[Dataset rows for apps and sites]
===============

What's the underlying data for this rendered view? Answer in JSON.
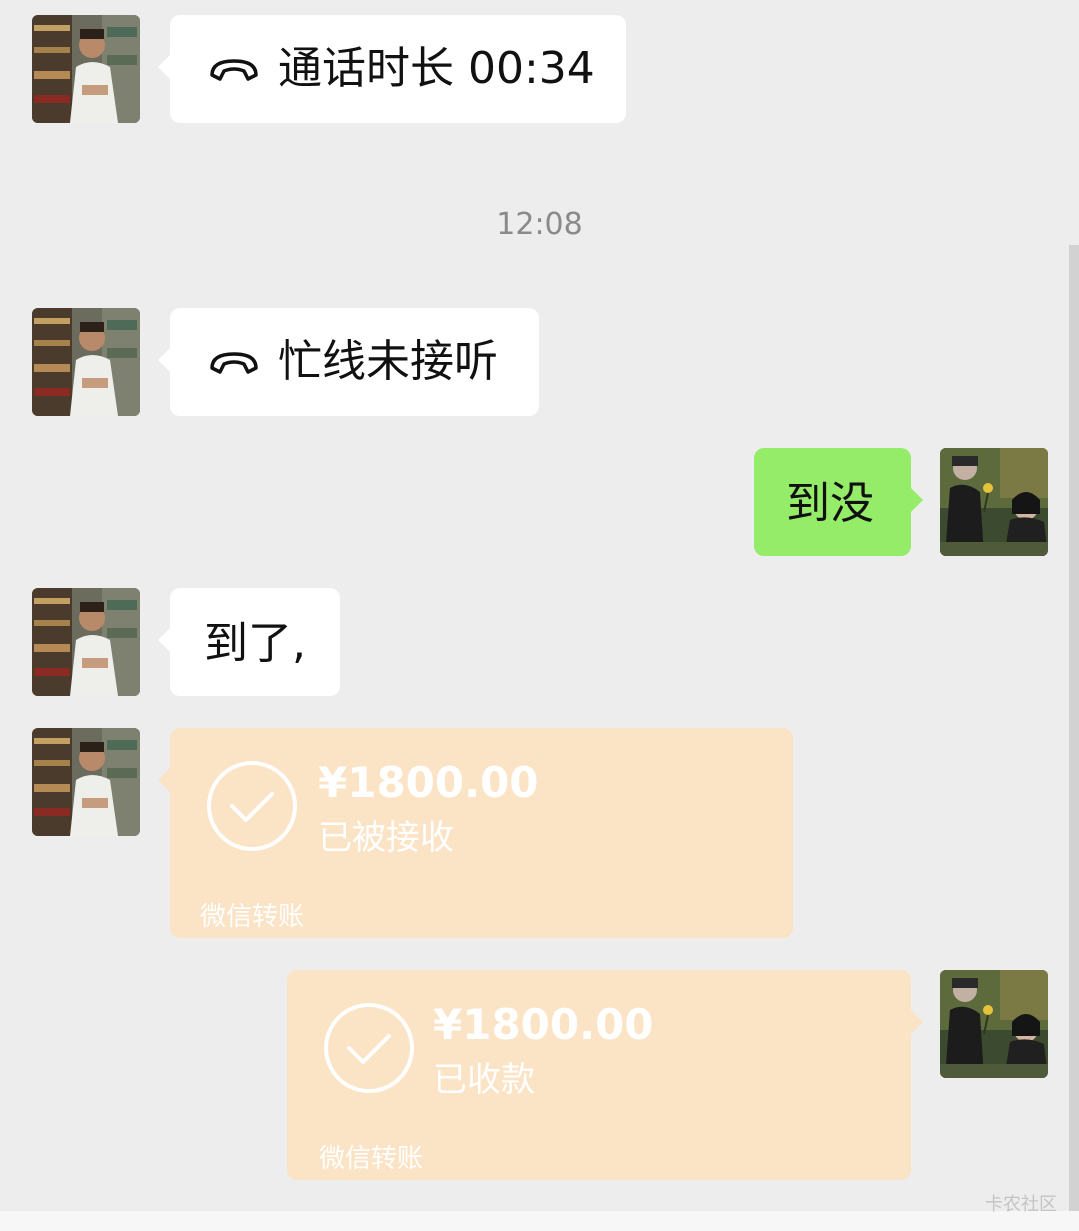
{
  "messages": {
    "call1": {
      "icon": "phone-hangup-icon",
      "text": "通话时长 00:34"
    },
    "timestamp": "12:08",
    "call2": {
      "icon": "phone-hangup-icon",
      "text": "忙线未接听"
    },
    "sent1": {
      "text": "到没"
    },
    "recv1": {
      "text": "到了,"
    },
    "transfer1": {
      "amount": "¥1800.00",
      "status": "已被接收",
      "label": "微信转账",
      "icon": "check-circle-icon"
    },
    "transfer2": {
      "amount": "¥1800.00",
      "status": "已收款",
      "label": "微信转账",
      "icon": "check-circle-icon"
    }
  },
  "watermark": "卡农社区",
  "colors": {
    "background": "#ededed",
    "sent_bubble": "#95ec69",
    "received_bubble": "#ffffff",
    "transfer_bubble": "#fbe3c5",
    "timestamp": "#8a8a8a"
  }
}
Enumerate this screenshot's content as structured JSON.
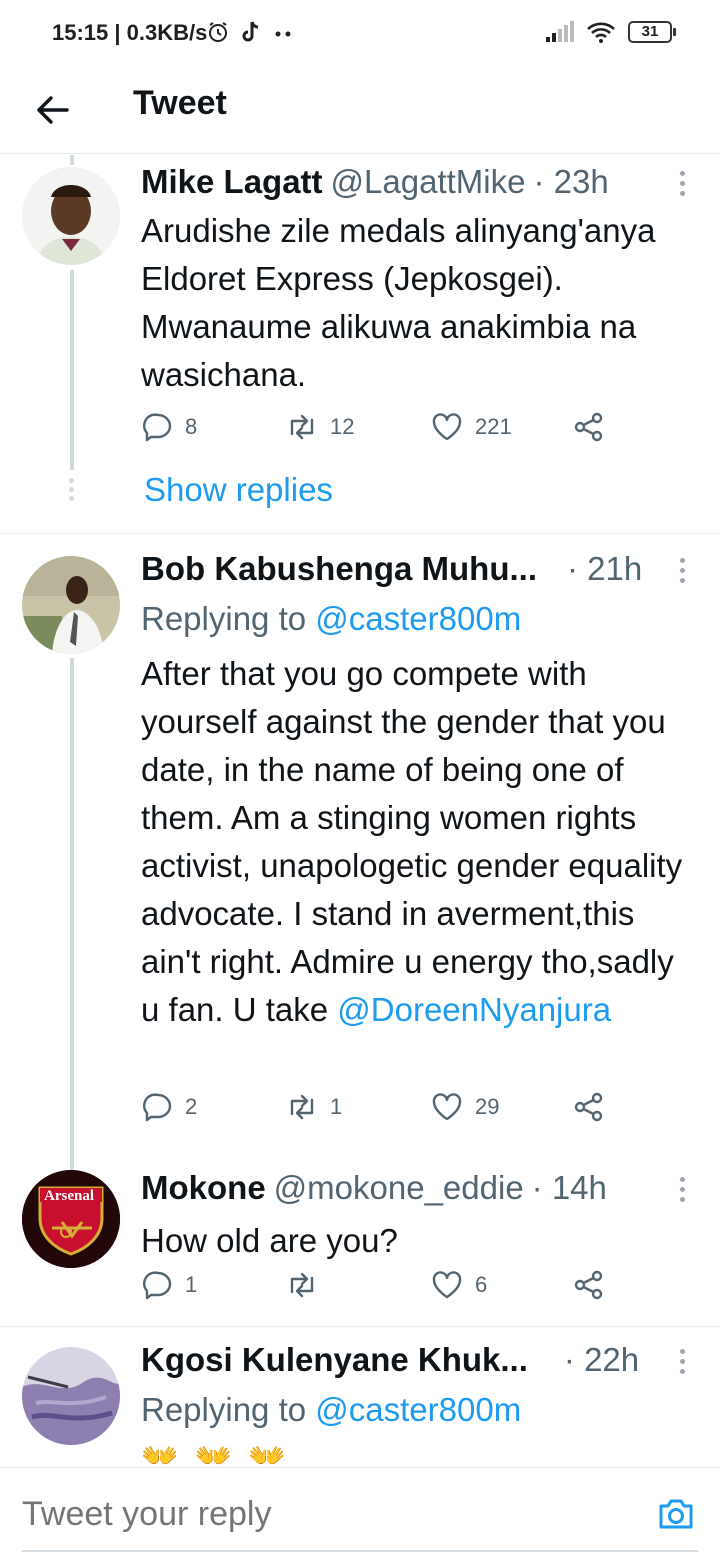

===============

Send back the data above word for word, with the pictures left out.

Output for this exercise:
What's the underlying data for this rendered view? Answer in JSON.
{
  "messages": {
    "call1": {
      "icon": "phone-hangup-icon",
      "text": "通话时长 00:34"
    },
    "timestamp": "12:08",
    "call2": {
      "icon": "phone-hangup-icon",
      "text": "忙线未接听"
    },
    "sent1": {
      "text": "到没"
    },
    "recv1": {
      "text": "到了,"
    },
    "transfer1": {
      "amount": "¥1800.00",
      "status": "已被接收",
      "label": "微信转账",
      "icon": "check-circle-icon"
    },
    "transfer2": {
      "amount": "¥1800.00",
      "status": "已收款",
      "label": "微信转账",
      "icon": "check-circle-icon"
    }
  },
  "watermark": "卡农社区",
  "colors": {
    "background": "#ededed",
    "sent_bubble": "#95ec69",
    "received_bubble": "#ffffff",
    "transfer_bubble": "#fbe3c5",
    "timestamp": "#8a8a8a"
  }
}
Enumerate this screenshot's content as structured JSON.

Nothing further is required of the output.